____ Data supplied
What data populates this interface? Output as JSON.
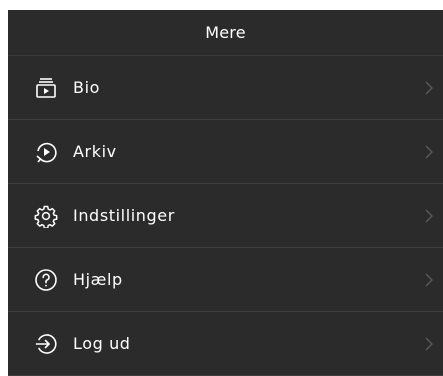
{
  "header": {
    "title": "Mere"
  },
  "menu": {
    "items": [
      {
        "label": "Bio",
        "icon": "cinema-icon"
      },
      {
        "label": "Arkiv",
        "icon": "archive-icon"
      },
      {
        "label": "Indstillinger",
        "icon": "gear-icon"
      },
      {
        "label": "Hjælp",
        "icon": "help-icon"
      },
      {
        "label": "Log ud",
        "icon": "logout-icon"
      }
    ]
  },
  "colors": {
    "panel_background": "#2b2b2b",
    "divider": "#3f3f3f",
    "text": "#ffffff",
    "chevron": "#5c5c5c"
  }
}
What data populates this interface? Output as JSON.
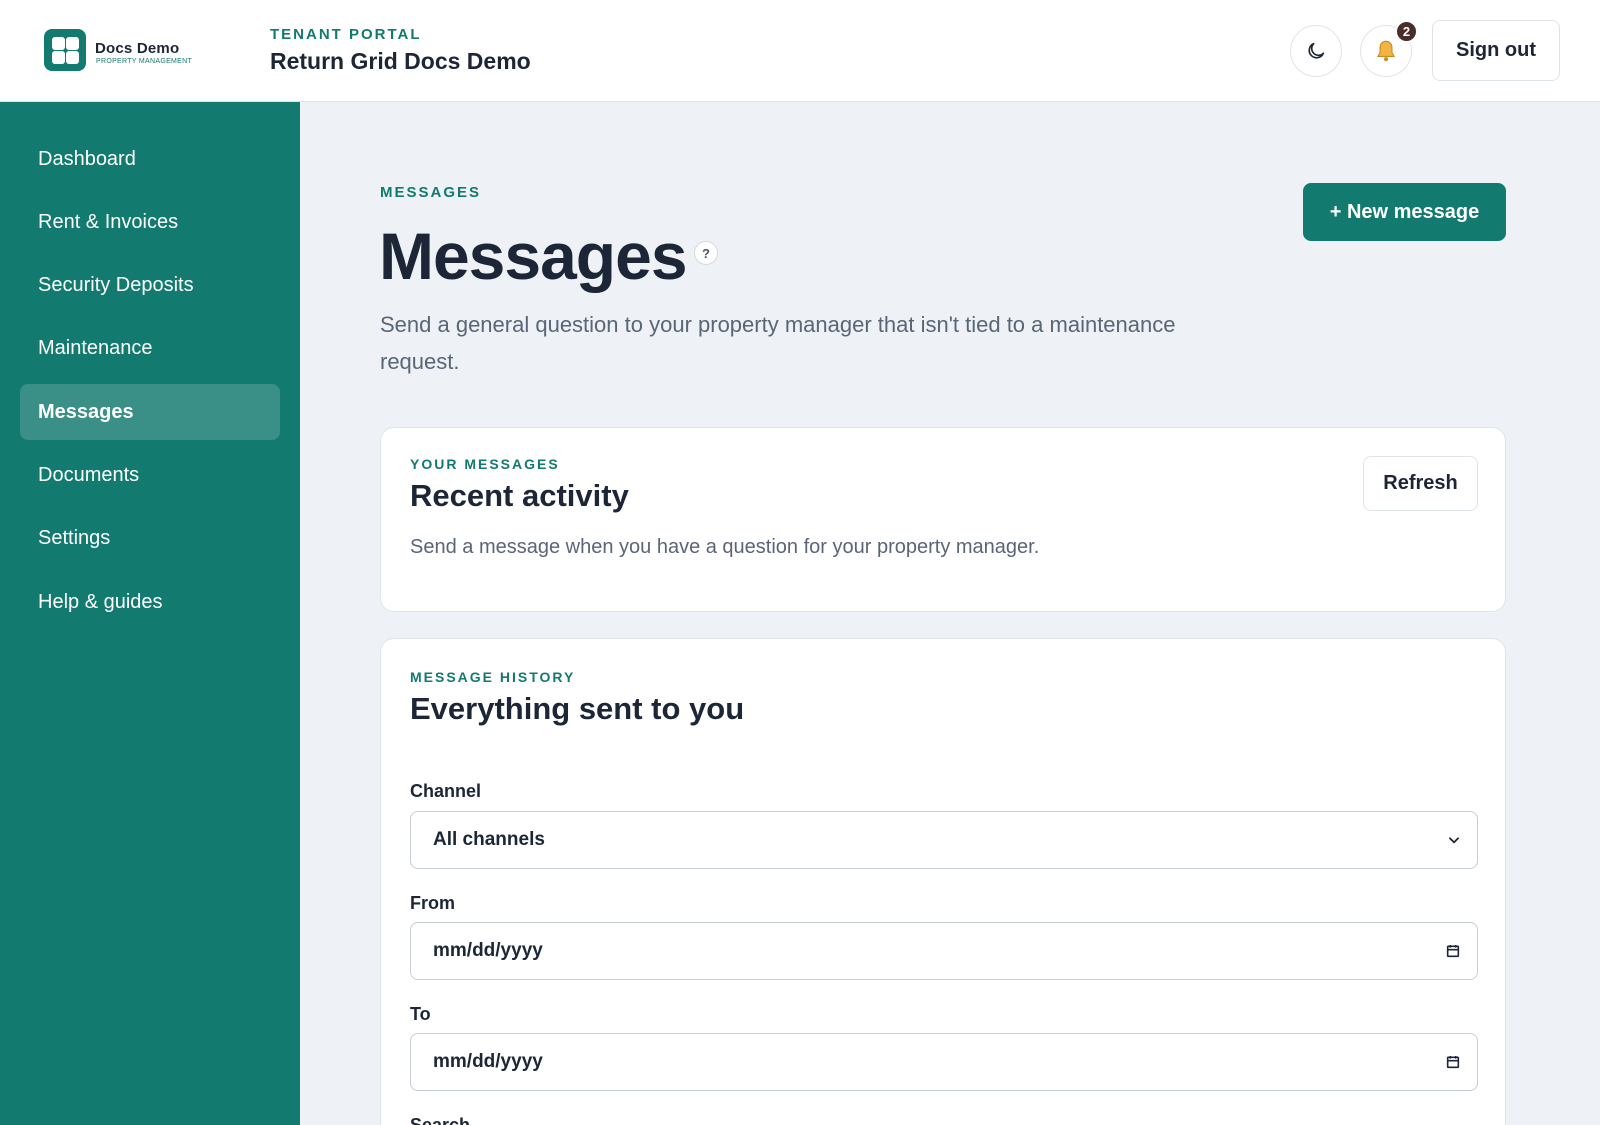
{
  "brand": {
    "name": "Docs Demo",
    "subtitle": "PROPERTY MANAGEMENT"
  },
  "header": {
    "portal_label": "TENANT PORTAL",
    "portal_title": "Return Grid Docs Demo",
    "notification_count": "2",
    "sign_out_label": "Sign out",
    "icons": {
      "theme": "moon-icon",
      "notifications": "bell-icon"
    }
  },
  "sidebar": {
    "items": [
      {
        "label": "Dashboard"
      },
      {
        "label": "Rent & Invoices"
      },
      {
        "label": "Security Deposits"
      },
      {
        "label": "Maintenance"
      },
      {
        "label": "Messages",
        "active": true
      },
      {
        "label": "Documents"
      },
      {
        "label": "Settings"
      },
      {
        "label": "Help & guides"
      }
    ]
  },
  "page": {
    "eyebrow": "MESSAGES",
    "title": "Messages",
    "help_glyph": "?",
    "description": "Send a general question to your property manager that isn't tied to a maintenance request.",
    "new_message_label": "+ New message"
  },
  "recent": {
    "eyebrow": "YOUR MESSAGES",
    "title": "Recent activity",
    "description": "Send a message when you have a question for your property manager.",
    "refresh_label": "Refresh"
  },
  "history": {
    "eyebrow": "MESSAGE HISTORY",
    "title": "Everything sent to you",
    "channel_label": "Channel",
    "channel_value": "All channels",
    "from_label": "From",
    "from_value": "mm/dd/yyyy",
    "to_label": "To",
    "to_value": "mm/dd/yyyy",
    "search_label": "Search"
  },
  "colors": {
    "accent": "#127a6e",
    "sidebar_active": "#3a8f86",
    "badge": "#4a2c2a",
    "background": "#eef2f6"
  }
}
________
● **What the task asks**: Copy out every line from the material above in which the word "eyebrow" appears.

● **Response for this exercise**:
    "eyebrow": "MESSAGES",
    "eyebrow": "YOUR MESSAGES",
    "eyebrow": "MESSAGE HISTORY",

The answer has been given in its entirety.